New Jersey high school to name gym for Winton native
Published 3:56 pm Friday, December 24, 2021
JERSEY CITY, NJ – A high school gym here will bear the name of a Winton native who exceled as a prep and collegiate athlete and later made her mark as a well-respected coach.
The Jersey City Board of Education has voted to name the gym at McNair Academic High School in honor of its long-time volleyball coach Sharon Felton. It is believed to be the first time a Jersey City public school sports facility is being named for woman.
She is the daughter of the late Reverend James A. Felton and Annie V. Felton, who made their home in Winton.
From grades 1-8, Sharon Felton attended the historic C.S. Brown School in Winton.
When the policy of “freedom-of-choice” was implemented in North Carolina, one of the provisions allowed children to attend the school they wanted.
“During the 1960’s, my parents chose for me and my siblings to attend the integrated European-American school in Ahoskie,” Felton recalled. “My father was one of the prominent Civil Rights leaders in our area. He and others fought for equal education for African-Americans.”
Felton joined the basketball team at Ahoskie High where she played from 1966-1970.
“Coach Tommie Mitchell was an excellent coach [at Ahoskie High School],” Felton said. “He treated me fairly. He showed no bias because of one’s color or race. It was a pleasure having him for a coach and mentor.”
Felton took her growing athletic talent to St. Augustine’s University in Raleigh where she played basketball for four years and graduated in 1974.
“Under the tutelage of coaches Dean Twitty and Dean Forte, we were undefeated my last year, won the conference championship and I was named the Most Valuable Player,” Felton recalled.
Following college, Felton moved to Jersey City to seek employment and where her aunt and uncle were educators.
“More job opportunities existed for African-Americans in the North,” she noted.
Felton landed a job in 1976 teaching at the newly opened McNair Academic High School.
According to an article written by Jake Maher of The Jersey Journal, Felton became a living legend at the school, known for her success as volleyball coach and her larger-than-life personality.
In her interview with Maher, Felton said she is “honored and appreciative” for the recognition.

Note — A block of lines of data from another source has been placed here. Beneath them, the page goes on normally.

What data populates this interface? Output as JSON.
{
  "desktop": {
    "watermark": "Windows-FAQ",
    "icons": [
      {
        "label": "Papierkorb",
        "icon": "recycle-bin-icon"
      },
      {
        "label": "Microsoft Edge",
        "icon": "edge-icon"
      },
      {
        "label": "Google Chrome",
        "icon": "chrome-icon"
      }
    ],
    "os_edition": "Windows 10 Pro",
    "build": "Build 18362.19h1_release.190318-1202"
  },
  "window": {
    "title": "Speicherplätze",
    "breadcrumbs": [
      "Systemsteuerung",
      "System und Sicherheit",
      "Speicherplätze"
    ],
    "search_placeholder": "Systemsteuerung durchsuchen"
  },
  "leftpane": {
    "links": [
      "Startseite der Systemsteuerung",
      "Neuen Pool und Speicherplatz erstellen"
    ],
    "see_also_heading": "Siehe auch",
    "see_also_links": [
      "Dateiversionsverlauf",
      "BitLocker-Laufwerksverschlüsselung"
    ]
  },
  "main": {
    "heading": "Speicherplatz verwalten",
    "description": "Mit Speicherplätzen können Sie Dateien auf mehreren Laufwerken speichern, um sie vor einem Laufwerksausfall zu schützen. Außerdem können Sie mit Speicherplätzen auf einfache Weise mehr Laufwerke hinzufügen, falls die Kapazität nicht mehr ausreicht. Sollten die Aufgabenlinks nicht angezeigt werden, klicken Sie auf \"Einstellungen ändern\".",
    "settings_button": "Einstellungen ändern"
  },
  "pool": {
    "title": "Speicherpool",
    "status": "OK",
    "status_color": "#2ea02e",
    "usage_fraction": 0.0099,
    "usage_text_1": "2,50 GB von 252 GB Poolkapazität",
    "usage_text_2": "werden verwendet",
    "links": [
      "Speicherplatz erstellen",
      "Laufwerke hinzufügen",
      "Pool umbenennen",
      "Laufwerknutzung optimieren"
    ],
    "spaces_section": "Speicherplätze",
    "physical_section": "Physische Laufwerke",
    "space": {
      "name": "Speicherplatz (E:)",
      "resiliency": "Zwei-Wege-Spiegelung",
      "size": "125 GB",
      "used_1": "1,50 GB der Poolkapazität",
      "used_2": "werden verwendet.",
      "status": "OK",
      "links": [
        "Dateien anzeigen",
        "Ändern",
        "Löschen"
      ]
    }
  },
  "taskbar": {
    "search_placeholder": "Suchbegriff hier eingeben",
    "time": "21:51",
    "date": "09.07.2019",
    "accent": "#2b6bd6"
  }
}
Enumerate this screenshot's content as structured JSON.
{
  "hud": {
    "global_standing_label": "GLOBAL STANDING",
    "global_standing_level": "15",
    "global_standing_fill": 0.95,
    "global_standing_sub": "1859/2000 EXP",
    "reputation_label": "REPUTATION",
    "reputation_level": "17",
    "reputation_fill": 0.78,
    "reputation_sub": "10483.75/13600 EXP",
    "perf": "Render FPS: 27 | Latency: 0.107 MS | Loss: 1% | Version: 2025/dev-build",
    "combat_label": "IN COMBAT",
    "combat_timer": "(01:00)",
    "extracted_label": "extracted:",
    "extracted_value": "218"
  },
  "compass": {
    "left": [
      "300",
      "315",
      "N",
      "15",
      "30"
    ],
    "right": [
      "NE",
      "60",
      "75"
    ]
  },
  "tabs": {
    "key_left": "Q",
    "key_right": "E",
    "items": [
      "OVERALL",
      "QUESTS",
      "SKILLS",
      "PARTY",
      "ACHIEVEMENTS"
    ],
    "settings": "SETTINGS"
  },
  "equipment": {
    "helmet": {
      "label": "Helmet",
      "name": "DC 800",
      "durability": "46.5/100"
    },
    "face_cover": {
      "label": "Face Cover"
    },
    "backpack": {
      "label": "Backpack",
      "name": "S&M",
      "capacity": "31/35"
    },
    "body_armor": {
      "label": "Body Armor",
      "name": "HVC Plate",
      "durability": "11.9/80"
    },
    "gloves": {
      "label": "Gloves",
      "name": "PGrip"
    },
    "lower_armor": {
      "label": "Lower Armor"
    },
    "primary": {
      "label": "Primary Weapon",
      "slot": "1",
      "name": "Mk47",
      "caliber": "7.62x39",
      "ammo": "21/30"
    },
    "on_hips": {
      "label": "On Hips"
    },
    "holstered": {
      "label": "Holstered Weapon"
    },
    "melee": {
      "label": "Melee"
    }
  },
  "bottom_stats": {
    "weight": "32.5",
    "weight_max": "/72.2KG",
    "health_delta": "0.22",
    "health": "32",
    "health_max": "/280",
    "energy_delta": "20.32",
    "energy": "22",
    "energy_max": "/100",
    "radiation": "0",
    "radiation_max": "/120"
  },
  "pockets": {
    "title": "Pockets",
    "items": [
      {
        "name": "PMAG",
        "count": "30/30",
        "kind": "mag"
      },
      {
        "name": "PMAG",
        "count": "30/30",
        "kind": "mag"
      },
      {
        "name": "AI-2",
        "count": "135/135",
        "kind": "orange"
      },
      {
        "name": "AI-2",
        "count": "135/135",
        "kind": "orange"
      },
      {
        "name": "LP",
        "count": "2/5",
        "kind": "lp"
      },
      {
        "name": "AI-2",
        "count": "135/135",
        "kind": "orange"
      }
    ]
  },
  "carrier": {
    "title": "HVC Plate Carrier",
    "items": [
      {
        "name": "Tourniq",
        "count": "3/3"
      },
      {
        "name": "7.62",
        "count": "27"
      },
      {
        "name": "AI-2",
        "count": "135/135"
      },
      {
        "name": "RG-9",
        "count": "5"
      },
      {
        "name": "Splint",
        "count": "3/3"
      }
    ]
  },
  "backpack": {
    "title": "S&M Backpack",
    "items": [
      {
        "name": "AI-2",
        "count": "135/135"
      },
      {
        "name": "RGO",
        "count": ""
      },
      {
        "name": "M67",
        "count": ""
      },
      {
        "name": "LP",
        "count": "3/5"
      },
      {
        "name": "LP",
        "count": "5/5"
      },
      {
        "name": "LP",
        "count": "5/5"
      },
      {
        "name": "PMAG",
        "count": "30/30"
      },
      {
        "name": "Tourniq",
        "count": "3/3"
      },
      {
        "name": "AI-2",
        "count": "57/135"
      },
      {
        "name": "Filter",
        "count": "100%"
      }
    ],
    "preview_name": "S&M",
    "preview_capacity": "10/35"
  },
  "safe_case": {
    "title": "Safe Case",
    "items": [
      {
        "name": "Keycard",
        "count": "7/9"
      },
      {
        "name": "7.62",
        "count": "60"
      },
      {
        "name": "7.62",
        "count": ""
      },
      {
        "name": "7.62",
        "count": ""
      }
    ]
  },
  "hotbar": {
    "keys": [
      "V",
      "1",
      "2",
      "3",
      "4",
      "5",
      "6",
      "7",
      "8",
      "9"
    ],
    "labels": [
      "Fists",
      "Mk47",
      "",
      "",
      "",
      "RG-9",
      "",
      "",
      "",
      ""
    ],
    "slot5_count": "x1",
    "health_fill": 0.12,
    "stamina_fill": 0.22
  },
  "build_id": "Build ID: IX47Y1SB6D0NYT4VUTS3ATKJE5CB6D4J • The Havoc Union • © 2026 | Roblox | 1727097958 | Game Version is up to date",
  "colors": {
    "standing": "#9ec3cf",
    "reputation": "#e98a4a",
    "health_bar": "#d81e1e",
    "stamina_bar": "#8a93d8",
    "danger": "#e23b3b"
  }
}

She acknowledged the board, her former students, and especially her parents.
“My parents were educators and emphasized the importance of gaining knowledge, being honest, respectful and giving to others….that is a part of my DNA,” she said.
“(Felton) is someone who’s considered somewhat of an icon in the McNair community,” said Jersey City School Board President Mussab Ali, who was taught by Felton when he was a student there. “Her legend spans generations of students who have had her.”
Felton began coaching volleyball “around 1987,” she said, and posted an impressive record, winning seven city championships and the 2011 league championships with the girls’ team and the 2009 divisional title for the boys’ team. Winning those volleyball championships were the favorite memories of her 37 years at McNair, she said.
She developed a reputation for a fearsome courtside presence, captured by her nickname: “The Feltonator.”
“She stalked the sidelines with passion and fire, chewing out referees and players alike when she felt they did wrong,” Jalia Carter said in a letter to the school board recommending the gym’s renaming.
Carter played for Felton at McNair and she’s now the school’s volleyball coach.
But Felton wasn’t just tough for the sake of being tough. She demanded the best from her players because she knew they were capable of it and she wanted to see them succeed, Carter wrote.
“Yes, I was tough at times because of the principles and values I inherited from my parents,” Felton stressed. “Both were educators and my father served in the United States Marine Corps. In fact, he was a Montfort Point Marine and drill instructor. My philosophy aligns with the qualities my parents instilled in our family, that we should use our gifts and talents for the greater good of all.”
Felton was known as much for her community leadership at McNair as for her athletic leadership. She often organized events for good causes, like charity carwashes for the team to take part in and breast cancer awareness walks. She’s carried this commitment forward since retiring from McNair. No she participates in the Union Street Block Association, voter registration drives, women’s history events and cancer walks.
In 2014 she founded the Mandela Garden where she grows kale, collards, eggplants, tomatoes, and cucumbers, among other things, and shares the produce with her community.
“It wasn’t just about volleyball,” Carter wrote. “Ms. Felton was and continues to be about people.”